During this course, you will learn to:
- Describe the benefits and challenges of applying restorative justice practices in the courtroom, including ethical considerations for judges;
- Articulate the key components necessary for successfully implementing restorative justice practices; and
- Create an action plan to ensure restorative justice efforts are centered around collaborating with individuals with lived experience at various stages of the development process.
Judge J. Wesley Saint Clair (ret) joined JAMS Mediation, Arbitration and ADR Services after a sterling 30-year career as a judge in the King County court system. Initially as a District Court judge and then as a Superior court judge, a court of general jurisdiction. As a trial judge, Judge Saint Clair presided over thousands of cases and where he developed expertise is skillfully handling numerous case types: complex personal injury, and product liability.
Judge Saint Clair has received numerous awards and acknowledgments for his work in therapeutic courts, resulting in a New York Times article about his court. https://www.nytimes.com/2008/10/15/us/15drugs.html

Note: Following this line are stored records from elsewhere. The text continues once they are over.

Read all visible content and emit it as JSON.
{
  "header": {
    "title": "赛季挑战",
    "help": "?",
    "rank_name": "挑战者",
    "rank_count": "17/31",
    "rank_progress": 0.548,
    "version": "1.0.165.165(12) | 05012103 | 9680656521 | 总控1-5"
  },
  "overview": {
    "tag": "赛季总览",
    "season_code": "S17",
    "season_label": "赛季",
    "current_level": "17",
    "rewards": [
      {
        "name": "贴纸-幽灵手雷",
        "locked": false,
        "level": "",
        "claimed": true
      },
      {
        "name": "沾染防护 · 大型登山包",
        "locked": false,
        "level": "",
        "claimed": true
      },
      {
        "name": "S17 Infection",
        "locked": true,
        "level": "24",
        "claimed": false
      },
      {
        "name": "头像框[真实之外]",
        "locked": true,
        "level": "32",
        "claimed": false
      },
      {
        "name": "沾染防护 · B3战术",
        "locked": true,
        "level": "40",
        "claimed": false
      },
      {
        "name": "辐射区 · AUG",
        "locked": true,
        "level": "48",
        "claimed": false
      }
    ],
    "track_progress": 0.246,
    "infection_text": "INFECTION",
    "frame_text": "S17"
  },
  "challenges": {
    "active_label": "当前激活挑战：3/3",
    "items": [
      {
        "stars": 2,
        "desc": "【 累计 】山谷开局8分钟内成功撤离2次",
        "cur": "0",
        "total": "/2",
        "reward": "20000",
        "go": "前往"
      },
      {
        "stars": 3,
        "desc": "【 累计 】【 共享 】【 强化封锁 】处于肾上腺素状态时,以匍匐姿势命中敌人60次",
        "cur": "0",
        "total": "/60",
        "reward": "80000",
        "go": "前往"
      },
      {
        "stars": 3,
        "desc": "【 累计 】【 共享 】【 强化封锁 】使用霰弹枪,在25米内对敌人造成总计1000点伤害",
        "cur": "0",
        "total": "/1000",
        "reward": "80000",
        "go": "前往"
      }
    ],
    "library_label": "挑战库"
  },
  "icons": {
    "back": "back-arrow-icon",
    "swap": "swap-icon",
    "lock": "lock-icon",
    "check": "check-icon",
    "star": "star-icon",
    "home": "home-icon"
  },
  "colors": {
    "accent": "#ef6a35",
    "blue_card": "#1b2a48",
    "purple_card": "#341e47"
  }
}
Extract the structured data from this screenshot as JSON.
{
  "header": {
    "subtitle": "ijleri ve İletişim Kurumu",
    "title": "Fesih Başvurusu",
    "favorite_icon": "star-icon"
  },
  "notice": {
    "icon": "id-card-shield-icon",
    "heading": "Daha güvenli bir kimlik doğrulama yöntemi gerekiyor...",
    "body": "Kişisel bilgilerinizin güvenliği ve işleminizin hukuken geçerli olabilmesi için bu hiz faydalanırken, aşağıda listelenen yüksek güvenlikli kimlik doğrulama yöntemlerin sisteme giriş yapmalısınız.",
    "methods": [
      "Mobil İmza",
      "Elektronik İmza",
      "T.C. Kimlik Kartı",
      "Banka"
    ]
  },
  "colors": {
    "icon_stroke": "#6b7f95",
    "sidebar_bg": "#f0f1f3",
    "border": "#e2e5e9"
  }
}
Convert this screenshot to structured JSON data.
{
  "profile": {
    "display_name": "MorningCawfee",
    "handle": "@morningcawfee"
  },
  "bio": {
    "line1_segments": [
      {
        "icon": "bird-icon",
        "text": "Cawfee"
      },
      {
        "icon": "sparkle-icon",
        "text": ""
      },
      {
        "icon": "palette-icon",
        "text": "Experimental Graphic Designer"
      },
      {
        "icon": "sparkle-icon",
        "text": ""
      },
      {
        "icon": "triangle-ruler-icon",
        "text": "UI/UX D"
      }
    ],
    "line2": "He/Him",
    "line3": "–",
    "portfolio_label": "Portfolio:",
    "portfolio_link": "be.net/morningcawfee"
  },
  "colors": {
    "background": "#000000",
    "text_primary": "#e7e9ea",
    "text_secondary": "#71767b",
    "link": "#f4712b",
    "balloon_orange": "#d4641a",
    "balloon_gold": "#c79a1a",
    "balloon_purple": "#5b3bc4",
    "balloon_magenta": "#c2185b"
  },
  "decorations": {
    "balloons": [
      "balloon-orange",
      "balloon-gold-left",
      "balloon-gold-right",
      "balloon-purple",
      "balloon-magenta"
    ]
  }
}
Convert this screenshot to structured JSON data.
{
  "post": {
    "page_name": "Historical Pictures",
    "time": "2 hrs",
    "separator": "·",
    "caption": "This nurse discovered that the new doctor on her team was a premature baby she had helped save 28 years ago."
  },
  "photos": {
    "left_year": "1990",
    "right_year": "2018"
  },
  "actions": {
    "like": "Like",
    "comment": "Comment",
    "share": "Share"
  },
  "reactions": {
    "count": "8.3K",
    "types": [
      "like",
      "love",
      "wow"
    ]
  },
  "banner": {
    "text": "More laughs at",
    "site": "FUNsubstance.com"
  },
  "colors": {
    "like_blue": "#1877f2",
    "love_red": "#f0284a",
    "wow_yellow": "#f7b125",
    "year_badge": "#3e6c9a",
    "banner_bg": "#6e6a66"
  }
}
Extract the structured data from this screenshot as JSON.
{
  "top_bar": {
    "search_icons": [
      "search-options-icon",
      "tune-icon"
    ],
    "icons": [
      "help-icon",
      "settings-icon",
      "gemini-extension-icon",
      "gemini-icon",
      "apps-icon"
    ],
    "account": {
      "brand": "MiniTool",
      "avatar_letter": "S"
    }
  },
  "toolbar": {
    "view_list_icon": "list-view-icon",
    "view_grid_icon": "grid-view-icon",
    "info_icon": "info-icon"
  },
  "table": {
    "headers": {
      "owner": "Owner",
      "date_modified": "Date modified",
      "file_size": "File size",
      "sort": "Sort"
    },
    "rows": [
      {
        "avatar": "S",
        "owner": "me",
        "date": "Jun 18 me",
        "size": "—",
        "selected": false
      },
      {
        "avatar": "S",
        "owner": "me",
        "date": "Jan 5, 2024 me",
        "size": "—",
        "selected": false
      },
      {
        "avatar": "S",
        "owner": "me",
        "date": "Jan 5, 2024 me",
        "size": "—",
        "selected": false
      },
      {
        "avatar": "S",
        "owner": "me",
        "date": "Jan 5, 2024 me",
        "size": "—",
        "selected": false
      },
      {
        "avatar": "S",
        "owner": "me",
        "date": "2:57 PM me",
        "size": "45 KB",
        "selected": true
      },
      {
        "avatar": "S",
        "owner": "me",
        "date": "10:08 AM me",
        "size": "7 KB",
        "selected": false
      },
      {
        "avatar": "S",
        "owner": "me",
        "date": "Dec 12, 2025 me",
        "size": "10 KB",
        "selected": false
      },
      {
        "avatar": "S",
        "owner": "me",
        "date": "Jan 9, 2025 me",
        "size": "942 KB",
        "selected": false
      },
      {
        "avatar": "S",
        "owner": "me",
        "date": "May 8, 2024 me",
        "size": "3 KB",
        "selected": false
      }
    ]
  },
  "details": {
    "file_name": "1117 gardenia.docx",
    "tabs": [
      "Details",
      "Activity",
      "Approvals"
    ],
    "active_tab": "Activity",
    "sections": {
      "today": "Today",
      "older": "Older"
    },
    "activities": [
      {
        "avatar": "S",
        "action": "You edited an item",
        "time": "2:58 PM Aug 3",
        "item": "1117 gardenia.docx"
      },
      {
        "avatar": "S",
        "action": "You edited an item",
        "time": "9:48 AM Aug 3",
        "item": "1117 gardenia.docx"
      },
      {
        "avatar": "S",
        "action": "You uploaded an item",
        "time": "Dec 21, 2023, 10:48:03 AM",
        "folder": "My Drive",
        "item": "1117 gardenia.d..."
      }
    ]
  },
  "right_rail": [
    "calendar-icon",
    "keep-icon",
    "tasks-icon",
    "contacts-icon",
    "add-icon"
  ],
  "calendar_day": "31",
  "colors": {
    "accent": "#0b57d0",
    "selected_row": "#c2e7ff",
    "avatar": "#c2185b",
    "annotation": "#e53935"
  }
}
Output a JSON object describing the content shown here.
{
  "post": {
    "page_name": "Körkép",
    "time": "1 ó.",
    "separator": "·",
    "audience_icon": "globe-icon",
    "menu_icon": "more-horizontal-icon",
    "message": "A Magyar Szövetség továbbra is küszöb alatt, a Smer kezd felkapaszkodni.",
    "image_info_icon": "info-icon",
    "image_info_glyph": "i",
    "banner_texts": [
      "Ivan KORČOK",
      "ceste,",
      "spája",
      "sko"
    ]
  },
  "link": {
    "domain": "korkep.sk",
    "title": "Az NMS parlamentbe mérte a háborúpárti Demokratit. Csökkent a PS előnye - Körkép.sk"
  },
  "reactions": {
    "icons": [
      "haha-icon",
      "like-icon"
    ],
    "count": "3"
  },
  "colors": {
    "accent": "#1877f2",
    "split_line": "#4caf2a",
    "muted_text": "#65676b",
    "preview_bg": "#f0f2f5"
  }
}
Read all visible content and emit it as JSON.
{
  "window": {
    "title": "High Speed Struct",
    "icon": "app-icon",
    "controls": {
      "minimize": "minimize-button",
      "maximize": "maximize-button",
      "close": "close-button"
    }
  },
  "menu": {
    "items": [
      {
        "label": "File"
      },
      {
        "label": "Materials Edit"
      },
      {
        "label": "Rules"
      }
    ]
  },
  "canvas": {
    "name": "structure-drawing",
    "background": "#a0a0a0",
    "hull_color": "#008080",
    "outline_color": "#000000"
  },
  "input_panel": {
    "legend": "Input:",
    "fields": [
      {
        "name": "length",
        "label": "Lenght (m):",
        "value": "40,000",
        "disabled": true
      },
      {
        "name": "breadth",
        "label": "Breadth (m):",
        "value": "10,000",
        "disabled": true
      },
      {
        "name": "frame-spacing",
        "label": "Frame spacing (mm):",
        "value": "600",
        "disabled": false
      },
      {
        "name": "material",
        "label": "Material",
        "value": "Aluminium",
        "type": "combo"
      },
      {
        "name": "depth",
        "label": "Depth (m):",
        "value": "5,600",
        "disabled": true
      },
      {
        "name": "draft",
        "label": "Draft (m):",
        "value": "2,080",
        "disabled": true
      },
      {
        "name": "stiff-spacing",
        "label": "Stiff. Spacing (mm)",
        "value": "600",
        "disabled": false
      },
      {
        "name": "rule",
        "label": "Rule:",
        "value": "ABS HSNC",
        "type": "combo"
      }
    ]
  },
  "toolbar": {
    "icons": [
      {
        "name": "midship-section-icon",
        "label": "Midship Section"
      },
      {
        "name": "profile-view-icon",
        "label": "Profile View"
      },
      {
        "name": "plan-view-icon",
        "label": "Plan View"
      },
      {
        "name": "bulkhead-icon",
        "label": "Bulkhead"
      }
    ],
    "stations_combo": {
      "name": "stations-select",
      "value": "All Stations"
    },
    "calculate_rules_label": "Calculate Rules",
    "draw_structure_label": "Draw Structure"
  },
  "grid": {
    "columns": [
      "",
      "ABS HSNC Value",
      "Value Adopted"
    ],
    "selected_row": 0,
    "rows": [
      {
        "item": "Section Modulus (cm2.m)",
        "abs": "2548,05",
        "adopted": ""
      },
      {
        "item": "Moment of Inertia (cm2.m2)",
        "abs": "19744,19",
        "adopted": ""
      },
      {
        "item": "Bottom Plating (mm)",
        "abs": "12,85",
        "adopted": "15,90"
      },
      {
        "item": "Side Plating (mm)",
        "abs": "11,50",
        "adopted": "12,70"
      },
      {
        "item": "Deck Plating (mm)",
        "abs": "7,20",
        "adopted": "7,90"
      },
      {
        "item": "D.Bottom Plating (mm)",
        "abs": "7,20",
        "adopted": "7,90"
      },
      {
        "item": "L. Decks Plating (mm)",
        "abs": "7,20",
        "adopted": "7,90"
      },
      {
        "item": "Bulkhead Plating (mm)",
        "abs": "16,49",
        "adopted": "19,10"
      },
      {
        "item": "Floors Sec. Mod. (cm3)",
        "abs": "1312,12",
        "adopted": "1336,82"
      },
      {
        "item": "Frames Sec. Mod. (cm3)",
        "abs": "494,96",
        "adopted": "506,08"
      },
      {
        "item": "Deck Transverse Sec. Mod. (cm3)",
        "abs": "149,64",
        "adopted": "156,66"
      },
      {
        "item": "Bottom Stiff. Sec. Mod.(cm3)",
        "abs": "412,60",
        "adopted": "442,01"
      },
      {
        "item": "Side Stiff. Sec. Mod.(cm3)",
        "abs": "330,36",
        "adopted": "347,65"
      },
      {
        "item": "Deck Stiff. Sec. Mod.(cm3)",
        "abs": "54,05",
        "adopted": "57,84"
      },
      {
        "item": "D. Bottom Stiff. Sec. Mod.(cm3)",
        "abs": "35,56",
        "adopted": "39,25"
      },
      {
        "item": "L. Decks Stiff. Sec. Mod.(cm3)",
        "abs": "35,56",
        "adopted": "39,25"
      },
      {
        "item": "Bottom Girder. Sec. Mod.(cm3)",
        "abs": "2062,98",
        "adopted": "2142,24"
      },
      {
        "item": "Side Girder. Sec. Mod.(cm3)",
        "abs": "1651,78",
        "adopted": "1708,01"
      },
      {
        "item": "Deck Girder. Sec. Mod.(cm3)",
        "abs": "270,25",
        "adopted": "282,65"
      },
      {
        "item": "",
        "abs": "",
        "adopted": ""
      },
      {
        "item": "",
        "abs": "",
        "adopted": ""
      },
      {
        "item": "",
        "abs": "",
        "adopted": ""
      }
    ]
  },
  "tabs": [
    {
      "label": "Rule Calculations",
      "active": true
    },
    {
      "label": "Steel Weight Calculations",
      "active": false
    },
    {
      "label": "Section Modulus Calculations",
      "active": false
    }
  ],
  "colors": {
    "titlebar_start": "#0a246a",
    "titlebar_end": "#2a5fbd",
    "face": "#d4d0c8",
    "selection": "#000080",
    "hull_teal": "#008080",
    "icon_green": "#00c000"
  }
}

He ended his career as chief of the juvenile court and was introduced to restorative practices as a more holistic and humanistic of engaging with children and families. His program and passion resulted in a TED presentation in 2016. https://youtu.be/9zx9zYKto_0
Judge Saint Clair remains committed to addressing issues that plague our systems: homelessness, mass incarceration, and systemic and institutional racism.
Julie Hilt is the founder of Alternative Restorative Communities (ARC), LLC, a restorative justice agency where she collaborates with community partners to create programs that work to address the racial and ethnic disparity in the juvenile justice system. Julie came to California from London, England. Her work is greatly influenced by research and methods that have been pioneered in the UK, bringing a more global perspective to juvenile justice.
Julie’s 10+ years of experience working with restorative practices range from co-facilitating the first victim offender conference on San Quentin’s death row to working with youth on diversion in the community. She taught victim/offender education at the California Medical Facility in Vacaville for two years and has presented at conferences, both nationally and internationally.
Since 2015, she has contracted with Solano County Probation to provide a restorative justice program for youth in detention, created and provides a diversion program to keep youth out of the juvenile justice system, and created The Noah Project, a mentoring program that trains community members to provide mentorship for at-risk and incarcerated youth. The Noah Project has also trained youth in detention to become peer mentors.